── Material for this exercise
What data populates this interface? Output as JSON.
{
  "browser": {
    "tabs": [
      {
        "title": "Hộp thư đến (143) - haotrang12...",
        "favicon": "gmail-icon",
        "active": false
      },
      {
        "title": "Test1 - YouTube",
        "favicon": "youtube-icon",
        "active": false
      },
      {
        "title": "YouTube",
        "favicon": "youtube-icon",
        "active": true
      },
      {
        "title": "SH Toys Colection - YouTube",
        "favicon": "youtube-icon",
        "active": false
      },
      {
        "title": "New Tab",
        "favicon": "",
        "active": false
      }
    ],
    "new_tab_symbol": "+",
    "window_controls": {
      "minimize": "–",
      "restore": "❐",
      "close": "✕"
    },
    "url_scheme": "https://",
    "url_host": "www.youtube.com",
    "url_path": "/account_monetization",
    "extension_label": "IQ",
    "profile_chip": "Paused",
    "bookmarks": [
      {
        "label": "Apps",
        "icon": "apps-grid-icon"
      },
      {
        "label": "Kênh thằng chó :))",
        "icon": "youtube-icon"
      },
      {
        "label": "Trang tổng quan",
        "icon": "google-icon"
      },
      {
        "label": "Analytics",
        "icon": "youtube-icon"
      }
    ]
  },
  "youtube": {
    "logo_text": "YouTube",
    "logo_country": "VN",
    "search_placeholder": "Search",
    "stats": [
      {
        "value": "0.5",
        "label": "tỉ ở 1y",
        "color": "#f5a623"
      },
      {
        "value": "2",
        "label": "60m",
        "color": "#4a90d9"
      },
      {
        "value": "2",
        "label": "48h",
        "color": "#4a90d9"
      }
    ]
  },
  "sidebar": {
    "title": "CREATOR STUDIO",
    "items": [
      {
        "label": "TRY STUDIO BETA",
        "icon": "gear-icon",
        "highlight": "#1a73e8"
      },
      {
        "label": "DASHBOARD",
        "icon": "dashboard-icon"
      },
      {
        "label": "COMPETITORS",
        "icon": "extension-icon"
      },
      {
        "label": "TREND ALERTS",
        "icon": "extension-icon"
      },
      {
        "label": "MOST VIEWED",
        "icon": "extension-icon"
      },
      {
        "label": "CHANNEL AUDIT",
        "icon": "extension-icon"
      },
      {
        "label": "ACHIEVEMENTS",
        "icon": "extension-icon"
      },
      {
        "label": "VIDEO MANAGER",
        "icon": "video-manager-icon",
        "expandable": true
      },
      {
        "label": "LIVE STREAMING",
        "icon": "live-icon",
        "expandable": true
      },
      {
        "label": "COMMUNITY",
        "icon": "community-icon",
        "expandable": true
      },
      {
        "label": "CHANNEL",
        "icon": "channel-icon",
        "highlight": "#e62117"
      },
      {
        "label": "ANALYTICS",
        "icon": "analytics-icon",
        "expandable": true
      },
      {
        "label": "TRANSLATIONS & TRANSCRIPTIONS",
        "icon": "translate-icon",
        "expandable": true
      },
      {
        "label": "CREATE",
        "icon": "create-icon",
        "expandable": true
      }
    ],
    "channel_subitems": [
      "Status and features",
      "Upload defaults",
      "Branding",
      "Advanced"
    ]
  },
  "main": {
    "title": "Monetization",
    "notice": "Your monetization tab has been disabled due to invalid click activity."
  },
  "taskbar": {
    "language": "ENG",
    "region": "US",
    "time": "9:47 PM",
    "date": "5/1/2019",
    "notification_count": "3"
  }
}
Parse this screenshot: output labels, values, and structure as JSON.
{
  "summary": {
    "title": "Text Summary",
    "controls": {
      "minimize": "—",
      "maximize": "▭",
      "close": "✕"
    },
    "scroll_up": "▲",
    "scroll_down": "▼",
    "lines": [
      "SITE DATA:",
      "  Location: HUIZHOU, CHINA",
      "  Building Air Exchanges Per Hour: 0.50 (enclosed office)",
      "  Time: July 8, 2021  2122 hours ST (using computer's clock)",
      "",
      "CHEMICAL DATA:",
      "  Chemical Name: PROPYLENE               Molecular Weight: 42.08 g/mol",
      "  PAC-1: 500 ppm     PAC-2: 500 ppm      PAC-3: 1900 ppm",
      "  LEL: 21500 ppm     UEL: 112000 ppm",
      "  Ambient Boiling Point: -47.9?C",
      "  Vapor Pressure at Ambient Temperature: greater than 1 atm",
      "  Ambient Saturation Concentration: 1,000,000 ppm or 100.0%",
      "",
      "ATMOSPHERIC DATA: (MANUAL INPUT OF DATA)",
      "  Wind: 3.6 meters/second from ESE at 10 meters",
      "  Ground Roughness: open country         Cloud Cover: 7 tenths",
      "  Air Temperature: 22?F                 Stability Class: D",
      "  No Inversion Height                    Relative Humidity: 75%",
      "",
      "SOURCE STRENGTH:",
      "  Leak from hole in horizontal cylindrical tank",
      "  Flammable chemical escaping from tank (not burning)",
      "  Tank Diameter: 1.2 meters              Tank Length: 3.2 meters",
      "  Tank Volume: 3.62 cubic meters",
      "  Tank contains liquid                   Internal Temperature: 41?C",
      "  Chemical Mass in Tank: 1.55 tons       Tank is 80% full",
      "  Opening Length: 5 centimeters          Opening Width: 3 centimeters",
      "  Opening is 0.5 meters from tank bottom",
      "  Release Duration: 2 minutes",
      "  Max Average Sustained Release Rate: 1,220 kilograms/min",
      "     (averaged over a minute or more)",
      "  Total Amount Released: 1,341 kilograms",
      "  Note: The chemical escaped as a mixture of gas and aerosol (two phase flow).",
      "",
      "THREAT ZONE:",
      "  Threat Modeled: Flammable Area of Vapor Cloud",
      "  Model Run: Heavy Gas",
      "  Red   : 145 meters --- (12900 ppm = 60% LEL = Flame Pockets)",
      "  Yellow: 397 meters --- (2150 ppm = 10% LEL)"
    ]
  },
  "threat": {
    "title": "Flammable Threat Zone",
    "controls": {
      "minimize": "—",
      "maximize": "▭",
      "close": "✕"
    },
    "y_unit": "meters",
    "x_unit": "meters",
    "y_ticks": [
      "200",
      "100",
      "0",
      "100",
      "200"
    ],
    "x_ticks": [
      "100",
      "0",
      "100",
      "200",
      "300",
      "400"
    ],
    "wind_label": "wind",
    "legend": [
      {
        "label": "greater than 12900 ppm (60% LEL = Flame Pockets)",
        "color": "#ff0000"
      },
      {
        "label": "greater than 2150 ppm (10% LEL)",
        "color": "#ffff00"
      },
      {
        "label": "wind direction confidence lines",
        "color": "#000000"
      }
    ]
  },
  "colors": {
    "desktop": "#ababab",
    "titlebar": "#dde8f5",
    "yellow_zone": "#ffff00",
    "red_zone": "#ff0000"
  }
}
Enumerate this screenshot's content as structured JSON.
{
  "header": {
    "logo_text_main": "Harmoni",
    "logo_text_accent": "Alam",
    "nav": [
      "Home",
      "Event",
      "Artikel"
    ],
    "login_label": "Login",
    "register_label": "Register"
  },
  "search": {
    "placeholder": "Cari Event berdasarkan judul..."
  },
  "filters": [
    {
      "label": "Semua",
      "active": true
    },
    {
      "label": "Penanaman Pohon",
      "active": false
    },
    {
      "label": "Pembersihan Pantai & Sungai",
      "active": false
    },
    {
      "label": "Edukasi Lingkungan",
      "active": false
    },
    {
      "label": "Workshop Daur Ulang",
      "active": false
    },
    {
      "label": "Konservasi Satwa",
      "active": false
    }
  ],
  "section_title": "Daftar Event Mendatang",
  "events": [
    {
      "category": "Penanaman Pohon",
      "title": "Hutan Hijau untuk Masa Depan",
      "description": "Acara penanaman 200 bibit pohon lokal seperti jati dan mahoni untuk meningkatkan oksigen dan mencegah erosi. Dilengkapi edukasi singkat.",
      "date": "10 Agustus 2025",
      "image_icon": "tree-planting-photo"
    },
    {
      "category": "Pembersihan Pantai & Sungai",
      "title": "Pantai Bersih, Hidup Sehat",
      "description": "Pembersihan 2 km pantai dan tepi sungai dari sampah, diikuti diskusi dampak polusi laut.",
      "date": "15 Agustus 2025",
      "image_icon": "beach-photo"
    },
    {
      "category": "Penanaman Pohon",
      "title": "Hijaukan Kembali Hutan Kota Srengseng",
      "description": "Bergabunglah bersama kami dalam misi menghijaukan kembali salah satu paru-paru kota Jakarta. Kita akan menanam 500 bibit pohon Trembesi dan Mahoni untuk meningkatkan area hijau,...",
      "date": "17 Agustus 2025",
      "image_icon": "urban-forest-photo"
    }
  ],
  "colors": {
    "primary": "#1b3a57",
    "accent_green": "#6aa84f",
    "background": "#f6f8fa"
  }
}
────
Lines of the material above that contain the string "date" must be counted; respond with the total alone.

# Result
4